• [TASK BRIEF]
Within the listing below, determine how many lines hold the word "JSON". Give the number with no commentary.

.....

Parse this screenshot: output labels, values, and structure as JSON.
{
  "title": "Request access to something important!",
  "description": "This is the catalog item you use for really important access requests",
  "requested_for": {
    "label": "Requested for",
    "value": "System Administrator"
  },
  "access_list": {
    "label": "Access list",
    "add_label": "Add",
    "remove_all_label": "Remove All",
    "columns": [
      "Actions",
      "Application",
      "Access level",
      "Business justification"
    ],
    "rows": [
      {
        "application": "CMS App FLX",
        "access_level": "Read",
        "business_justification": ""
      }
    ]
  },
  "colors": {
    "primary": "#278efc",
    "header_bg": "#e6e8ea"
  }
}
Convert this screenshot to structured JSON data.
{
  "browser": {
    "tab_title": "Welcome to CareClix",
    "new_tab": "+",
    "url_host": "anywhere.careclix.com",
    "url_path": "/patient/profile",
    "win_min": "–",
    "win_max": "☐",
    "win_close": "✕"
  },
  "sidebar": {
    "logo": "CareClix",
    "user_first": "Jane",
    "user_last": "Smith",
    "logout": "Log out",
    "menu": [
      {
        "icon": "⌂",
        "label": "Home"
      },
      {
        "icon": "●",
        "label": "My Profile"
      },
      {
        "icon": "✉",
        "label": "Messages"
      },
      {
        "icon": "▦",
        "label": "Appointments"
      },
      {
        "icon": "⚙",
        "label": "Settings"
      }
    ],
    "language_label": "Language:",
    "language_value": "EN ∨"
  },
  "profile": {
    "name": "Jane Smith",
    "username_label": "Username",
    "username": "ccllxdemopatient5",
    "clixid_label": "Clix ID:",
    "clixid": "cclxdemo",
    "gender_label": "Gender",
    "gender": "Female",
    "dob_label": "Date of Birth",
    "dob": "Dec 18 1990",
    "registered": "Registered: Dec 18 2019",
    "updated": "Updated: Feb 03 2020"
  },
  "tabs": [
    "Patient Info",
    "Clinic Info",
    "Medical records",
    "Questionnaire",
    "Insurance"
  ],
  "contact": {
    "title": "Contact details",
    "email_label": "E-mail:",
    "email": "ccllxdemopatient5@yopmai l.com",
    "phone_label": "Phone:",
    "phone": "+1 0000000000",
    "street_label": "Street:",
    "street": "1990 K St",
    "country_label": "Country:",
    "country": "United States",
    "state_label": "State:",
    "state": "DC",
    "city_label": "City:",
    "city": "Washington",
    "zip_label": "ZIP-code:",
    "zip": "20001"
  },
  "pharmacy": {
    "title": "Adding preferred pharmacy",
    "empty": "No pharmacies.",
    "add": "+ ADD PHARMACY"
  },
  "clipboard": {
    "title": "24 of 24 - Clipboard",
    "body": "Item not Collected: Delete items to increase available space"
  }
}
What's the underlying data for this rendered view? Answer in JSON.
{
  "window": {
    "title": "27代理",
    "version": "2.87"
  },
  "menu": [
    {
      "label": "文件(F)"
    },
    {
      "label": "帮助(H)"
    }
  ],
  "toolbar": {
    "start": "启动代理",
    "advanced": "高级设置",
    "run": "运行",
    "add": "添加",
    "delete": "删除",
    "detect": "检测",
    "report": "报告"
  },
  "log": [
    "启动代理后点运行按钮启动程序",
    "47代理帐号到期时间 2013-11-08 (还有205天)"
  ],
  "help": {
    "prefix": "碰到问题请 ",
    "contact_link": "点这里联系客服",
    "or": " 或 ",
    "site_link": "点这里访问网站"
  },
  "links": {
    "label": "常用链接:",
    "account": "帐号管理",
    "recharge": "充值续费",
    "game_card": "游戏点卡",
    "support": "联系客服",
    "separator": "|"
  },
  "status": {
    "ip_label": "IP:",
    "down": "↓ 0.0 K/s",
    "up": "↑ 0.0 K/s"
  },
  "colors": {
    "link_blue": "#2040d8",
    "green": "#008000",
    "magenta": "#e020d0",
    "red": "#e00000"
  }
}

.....

• [SOLUTION FOR THIS TASK]
3